- On deadline day, the Twins sent Boston reliever Fernando Abad in exchange for flame-throwing relief pitcher Pat Light. Abad’s time in Minnesota was short but effective at times. During his 39 relief appearances this year, Abad held a 2.65 ERA with 29 strikeouts, finishing 8 games. Light has very minimal big league experience, pitching just 2.2 innings this season. The 25-year-old has spent the last five seasons in the Red Sox Minor League system. Light, who can throw a fastball 94-97 miles per hour, has a 4.40 ERA, 240 strikeouts, and a .419 winning percentage at Single-A and Triple-A. He will start his Twins career at Triple-A Rochester.

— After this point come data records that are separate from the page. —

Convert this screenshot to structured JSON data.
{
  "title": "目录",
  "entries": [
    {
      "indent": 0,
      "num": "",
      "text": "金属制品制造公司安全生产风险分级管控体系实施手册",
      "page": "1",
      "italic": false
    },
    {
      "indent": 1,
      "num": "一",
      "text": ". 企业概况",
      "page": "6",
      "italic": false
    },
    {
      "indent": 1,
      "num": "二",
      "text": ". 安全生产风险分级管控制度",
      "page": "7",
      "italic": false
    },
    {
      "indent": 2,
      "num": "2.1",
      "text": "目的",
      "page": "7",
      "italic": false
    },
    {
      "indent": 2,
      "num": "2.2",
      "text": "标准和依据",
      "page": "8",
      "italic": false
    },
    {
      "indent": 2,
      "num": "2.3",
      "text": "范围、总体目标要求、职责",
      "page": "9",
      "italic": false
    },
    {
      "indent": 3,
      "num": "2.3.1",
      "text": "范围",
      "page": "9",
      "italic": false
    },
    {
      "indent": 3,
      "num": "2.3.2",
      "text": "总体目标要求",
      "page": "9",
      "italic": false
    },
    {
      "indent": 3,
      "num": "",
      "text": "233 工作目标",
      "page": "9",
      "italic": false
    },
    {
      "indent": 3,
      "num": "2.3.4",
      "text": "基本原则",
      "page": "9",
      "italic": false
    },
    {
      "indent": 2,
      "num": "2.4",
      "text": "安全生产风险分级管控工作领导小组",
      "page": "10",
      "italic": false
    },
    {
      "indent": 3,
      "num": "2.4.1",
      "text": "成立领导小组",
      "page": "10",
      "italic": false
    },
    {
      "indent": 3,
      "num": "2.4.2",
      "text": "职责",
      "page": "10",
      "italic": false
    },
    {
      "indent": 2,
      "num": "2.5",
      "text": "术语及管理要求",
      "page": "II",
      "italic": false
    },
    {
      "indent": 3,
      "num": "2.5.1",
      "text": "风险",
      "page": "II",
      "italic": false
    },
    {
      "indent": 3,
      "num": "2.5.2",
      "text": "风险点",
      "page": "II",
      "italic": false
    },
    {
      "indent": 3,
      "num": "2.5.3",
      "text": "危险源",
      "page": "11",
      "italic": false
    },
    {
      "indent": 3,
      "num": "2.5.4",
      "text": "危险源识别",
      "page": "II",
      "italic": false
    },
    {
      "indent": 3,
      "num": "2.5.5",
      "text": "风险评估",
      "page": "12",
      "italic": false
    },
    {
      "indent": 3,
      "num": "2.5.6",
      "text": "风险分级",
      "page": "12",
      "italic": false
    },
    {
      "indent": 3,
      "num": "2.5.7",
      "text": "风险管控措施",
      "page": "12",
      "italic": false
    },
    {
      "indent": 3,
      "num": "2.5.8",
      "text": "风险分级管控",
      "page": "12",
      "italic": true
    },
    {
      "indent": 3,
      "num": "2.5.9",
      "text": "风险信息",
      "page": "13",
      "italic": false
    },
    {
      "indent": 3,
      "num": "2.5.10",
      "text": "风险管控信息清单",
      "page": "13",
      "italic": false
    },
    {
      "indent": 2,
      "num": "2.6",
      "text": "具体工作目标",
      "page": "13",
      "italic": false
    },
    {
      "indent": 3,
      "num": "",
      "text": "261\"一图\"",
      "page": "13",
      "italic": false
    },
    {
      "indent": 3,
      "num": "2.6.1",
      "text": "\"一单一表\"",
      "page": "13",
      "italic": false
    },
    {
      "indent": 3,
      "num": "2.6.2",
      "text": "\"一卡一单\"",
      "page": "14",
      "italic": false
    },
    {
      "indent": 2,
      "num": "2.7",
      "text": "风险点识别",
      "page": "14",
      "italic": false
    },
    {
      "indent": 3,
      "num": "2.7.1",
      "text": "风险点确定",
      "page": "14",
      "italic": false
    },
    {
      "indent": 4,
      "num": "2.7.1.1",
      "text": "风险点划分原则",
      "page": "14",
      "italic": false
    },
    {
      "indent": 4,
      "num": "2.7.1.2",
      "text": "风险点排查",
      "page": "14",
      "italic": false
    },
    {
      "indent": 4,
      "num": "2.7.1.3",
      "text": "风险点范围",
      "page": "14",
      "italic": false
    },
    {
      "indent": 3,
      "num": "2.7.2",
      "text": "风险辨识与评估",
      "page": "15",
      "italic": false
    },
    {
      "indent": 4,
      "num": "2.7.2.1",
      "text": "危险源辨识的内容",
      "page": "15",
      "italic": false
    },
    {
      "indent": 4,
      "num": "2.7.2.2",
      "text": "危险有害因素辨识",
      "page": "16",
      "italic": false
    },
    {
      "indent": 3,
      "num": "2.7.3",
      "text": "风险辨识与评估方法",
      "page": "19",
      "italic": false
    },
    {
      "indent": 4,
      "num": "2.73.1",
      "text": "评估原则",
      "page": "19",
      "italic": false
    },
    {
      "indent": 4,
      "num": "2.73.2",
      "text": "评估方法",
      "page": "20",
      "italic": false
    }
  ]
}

- In a late stunning deal that was announced just 10 minutes before the clock struck three, the Twins received starter Hector Santiago and Minor League pitcher Alan Busenitz from the Angels. In order to get the pitchers, the Twins sent struggling starter Ricky Nolasco and pitcher Alex Meyer to Anaheim. Starting in 2014, Nolasco was supposed to be the ace of the pitching staff, but as soon as he started, he kept struggling and getting hurt just after showing promising results. Meyer got his feet wet in the Majors, but really did not have any spark that he was supposed to have. During Santiago’s 6-year career, he has a 3.68 ERA with 595 strikeouts, giving up 294 walks. This season has been great for him, as he is 10-4 with a 4.25 ERA. Santiago also has partaken in one All-Star game in 2015. Busenitz has never landed in the Big Leagues, spending 4 years in Anaheim’s Minor League system. He held a 3.55 ERA and struck out 216 during that span.
Let us hope this is just the start of the rebuilding process, as teams can still trade in August after players go through waivers. I’m sure that Antony is thinking about what the next General Manager would want – if it isn’t Antony himself.
Written by: Michael L. Sack